Perhaps this post should be under JR's Entropy thread...Dielectric absorption is the name given to the effect by which a capacitor, that has been charged for a long time, discharges only incompletely when briefly discharged. Although an ideal capacitor would remain at zero volts after being discharged, real capacitors will develop a small voltage from time-delayed dipole discharging, a phenomenon that is also called dielectric relaxation, "soakage", or "battery action." https://en.wikipedia.org/wiki/Dielectric_absorption.
Recently, while checking a 48V switching power supply, I charged a 47µF/63V Panasonic cap to 48V in order to bypass the supply output.
It needed a simple RC filter to be useful.
Before putting the cap away I discharged it for a few seconds into a dead short.
Being curious I measured it a few seconds later and noticed it recharging.
This is due to dielectric absorption...something I've had to deal with before in mic preamp phantom coupling caps.
It was charged and "discharged" about a week ago.
I checked 2-3 days ago and it was at about 1.5V
Today its still at 1.5V with no sign of discharging.
I'll hold onto the cap awhile longer and measure it. (Until I get bored with it.)
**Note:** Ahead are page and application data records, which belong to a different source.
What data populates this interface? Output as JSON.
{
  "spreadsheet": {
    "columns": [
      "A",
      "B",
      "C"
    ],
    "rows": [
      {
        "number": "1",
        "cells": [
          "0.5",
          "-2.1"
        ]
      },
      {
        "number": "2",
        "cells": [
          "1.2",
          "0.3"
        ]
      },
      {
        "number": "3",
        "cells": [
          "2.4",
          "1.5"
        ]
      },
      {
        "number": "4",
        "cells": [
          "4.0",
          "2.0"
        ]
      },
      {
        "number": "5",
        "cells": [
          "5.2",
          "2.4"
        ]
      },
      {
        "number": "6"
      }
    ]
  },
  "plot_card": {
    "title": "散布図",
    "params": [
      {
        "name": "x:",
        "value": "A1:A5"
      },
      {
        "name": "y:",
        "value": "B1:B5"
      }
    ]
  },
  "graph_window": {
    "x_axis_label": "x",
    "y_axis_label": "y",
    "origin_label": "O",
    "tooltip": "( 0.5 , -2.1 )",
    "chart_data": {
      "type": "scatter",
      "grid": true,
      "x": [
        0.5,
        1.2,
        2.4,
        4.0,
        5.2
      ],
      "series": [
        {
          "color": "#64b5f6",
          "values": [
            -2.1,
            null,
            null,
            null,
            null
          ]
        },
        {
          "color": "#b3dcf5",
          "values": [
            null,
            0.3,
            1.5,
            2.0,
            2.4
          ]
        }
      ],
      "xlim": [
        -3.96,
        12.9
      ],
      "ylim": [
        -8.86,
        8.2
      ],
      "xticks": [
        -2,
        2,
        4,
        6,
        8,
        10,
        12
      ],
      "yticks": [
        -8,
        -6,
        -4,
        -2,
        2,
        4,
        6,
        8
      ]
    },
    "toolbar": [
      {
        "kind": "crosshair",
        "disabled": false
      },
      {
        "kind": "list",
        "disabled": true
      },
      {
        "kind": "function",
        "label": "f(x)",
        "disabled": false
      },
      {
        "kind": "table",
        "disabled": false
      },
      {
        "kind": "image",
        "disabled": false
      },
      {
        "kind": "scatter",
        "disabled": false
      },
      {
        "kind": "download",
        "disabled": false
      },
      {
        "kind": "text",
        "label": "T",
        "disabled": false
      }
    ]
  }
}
I think we'll find it will hold the 1.5V for a very,very long time.